A member of an international gang of thieves who carried out a “truly audacious” $4.5 million diamond heist at a jewellers in Mayfair has been jailed.

Mickael Jovanovic, 27, and his gang posed as Russian businessmen and invited Nicholas Wainwright, the chairman of Boodles, to meet them in Monaco and arranged a sale at the company’s store on New Bond Street.

In a raid compared by police “to the plot of a film” such as Ocean’s Eleven, starring George Clooney and Brad Pitt, the gang used distraction techniques to switch the seven diamonds, one of which was a heart-shaped jewel worth $2.7 million, with pebbles before making their getaway.

Southwark crown court was told that when the sale was arranged in Monaco the fake businessmen said their gemologist would examine the stones. On March 10, 2016, Mr Wainwright and Emma Barton, Boodles’s own gemologist, met the fake expert, “Anna”, who was taken to the basement of the shop for a viewing, where she used a sleight of hand trick.

A raid compared by police “to the plot of a film” such as Ocean’s Eleven, starring George Clooney and Brad Pitt.

Jovanovic and another man, Christophe Stankovic, who had carried out surveillance, loitered near by. Two women acted as lookouts for Anna and a third woman stood by with a change of clothes at a pub near Victoria Station.

The court was told that after Anna, who is still at large, viewed the diamonds and placed them in a small padlocked bag she had brought, a fellow member of the gang called the store.

“Anna wrapped each diamond in pre-cut tissue paper and placed them inside opaque boxes she had brought with her”, Philip Stott, for the prosecution, said. “When the examination was complete, the boxes were placed into a zipable purse-like bag. That was then padlocked shut.”

Mr Wainwright went upstairs to answer the call and Anna went to put the bag in her handbag. Ms Barton told her she could not do this but, unbeknown to the gemologist, the bag Anna placed back on the table was a duplicate containing pebbles, each in a replica box.

It was agreed that the bag would be collected after a transfer of funds. After leaving the shop, Anna met her associates in the street and handed over the diamonds, then they split up. Within three hours they were all in France.

The next day a director at Boodles spoke to the fake buyer, who confirmed that the money would be transferred. Staff grew suspicious and x-rayed the bag, discovering that they had been left with pebbles.

After the jewellers found they had been duped, the Flying Squad began an investigation and made extensive CCTV inquiries. The gang had used minicabs to try to hide their movements but their departure from the country was quickly established. Their images were circulated to other police forces.

Stankovic was caught and jailed in 2016. Jovanovic, of Le Blanc-Mesnil, a suburb in northeastern Paris, was extradited from Italy in January and arrested.
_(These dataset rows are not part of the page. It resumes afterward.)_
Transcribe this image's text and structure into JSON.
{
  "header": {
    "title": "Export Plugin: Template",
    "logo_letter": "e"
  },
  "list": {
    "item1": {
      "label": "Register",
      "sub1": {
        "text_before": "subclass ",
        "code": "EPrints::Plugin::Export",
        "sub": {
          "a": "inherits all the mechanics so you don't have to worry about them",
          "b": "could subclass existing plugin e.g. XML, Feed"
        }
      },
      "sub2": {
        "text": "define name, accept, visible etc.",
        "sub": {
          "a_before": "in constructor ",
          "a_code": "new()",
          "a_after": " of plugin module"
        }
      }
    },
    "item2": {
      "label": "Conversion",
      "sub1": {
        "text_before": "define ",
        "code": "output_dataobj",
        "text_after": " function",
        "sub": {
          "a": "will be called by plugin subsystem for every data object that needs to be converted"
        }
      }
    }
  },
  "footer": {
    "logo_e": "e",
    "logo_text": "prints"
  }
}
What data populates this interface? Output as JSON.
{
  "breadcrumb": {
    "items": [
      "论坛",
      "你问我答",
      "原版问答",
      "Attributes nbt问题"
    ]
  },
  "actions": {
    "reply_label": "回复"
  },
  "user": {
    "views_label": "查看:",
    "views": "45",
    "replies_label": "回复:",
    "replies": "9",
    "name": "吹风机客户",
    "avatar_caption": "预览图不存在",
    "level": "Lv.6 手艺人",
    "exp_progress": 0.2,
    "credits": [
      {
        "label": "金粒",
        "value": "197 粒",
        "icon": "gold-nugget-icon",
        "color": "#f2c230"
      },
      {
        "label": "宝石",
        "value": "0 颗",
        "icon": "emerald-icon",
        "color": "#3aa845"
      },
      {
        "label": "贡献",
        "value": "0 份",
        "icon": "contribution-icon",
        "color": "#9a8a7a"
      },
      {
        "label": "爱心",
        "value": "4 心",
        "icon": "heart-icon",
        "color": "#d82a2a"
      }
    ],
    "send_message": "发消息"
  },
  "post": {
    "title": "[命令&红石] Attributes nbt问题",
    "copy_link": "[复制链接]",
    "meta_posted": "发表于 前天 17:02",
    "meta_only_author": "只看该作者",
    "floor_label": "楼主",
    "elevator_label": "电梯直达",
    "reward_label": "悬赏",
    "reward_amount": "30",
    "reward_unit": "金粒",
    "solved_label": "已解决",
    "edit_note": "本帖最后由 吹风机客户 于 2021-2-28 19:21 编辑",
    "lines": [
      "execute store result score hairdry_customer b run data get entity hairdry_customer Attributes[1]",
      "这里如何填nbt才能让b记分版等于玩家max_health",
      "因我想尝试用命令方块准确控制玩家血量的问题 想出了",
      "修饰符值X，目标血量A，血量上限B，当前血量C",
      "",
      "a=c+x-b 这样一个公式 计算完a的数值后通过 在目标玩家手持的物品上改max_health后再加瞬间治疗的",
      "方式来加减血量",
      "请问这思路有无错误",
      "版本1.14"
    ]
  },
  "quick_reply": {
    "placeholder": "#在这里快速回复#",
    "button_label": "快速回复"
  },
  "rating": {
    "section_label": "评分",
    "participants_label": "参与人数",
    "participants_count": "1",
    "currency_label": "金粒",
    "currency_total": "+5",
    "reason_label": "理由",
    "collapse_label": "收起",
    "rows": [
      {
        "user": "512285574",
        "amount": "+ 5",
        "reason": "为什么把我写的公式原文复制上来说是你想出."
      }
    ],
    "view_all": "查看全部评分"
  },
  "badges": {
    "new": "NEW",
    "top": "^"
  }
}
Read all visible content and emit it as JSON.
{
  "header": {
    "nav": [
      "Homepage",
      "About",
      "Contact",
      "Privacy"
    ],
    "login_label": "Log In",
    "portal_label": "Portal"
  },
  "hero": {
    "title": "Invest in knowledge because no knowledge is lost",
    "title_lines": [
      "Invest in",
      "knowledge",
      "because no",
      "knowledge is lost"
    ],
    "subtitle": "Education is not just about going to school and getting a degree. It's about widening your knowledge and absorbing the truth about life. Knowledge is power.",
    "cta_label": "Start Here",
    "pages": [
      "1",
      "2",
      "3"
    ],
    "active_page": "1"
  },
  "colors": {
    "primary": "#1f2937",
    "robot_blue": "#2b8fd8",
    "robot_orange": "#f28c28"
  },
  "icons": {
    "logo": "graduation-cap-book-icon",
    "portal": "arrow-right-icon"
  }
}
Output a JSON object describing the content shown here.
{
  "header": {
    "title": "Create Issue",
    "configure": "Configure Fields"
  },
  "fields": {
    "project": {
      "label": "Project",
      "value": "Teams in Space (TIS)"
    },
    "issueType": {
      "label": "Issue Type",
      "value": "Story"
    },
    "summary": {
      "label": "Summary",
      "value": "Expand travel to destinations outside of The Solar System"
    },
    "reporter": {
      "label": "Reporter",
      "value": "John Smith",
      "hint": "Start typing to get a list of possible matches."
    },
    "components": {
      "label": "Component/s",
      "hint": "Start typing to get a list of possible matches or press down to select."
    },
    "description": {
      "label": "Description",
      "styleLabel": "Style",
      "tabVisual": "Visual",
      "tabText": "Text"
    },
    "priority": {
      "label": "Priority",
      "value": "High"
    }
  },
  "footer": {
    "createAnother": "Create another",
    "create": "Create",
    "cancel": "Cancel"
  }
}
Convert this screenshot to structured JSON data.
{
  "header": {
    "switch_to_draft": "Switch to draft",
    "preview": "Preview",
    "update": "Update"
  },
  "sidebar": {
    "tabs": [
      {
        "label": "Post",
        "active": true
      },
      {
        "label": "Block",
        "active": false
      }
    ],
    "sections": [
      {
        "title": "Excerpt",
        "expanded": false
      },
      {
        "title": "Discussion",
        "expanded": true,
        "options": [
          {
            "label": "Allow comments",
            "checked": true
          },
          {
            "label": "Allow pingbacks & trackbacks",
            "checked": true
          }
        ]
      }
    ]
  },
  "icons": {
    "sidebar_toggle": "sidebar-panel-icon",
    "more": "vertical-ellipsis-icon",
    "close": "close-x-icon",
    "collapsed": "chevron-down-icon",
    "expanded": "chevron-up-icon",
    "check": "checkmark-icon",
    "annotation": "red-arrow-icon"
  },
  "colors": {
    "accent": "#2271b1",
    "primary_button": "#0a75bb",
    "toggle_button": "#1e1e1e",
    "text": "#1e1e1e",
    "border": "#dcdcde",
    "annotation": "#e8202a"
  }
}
He was charged the same day and admitted conspiracy to steal. On Friday he was jailed for three years and eight months by Southwark crown court. Mr Stott described the raid as “of the highest possible sophistication, planning, risk and reward”.

The jewels have not been traced and Stankovic and Jovanovic’s accomplices have not been caught.

Detective Constable William Man, of the Flying Squad, said: “This was a well-organised theft which evolved over a number of weeks. Like the plot of a film, this was a truly audacious crime. They stole the diamonds and fled in a matter of hours.

“As a result of piecing together all of the bits of information, we knew it was only a matter of time before arrests were made. And whilst it has taken four years, this case does highlight that we won’t give up. We still remain determined to identify all of those involved.”